I harrumph a lot, but getting me into a coat and tie usually requires a funeral. And I'm all in favor of that level of informality that stops just short of "breezy."

Still, there are times when "Dad" doesn't seem to fit:

"Obi-Wan never told you what happened to your dad."

"Hello. My name is Inigo Montoya. You killed my dad. Prepare to die."

But if they ever come out with a pain reliever specifically for men — women have Midol and Pamprin and such — I hope they have the temerity to call it "Dadvil."

Posted at 2:22 PM to Next Generation


"Dad" and "Mom" are all very fine in a personal setting, but there is no reason why we should be forced to allay the peculiar fears of old age, frumpiness, and Victorianism of the general populace by using "Dad" and "Mom" in public to refer to generic "fathers" and "mothers." I swear to God if I see one more headline referring to "Moms" this and "Dads" that, I am going to... write another blog comment, I guess.
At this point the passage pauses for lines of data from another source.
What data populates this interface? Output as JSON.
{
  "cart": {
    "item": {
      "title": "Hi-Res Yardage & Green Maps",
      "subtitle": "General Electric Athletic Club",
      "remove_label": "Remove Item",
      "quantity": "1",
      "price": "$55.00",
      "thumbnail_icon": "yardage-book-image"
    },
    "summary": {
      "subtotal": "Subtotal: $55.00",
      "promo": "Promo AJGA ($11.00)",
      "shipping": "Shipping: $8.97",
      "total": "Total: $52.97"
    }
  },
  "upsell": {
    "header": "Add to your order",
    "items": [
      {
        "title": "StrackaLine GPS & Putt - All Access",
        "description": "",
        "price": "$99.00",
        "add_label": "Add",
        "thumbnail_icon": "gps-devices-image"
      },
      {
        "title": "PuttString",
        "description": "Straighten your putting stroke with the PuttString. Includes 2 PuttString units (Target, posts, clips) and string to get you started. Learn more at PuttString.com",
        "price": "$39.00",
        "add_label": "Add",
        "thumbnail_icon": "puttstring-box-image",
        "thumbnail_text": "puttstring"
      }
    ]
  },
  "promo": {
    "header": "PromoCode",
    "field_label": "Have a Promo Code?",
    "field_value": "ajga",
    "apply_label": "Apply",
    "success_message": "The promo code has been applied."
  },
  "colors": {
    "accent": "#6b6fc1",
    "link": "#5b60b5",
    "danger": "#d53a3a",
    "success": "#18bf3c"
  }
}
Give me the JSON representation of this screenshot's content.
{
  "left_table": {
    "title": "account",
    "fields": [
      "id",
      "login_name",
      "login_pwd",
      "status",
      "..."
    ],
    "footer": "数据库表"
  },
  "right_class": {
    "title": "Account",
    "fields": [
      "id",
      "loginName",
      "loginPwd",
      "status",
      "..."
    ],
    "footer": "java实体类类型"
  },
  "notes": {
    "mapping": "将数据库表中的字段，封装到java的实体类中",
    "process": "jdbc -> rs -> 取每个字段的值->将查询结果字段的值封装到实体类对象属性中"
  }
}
Posted by: Andrea Harris at 4:12 PM on 17 June 2006

I'm reminded of the dog that limps into the salonn, orders a whiskey and sez "I'm a lookin' for the fella that shot my paw."

Posted by: Dwayne "the canoe guy" at 7:39 PM on 17 June 2006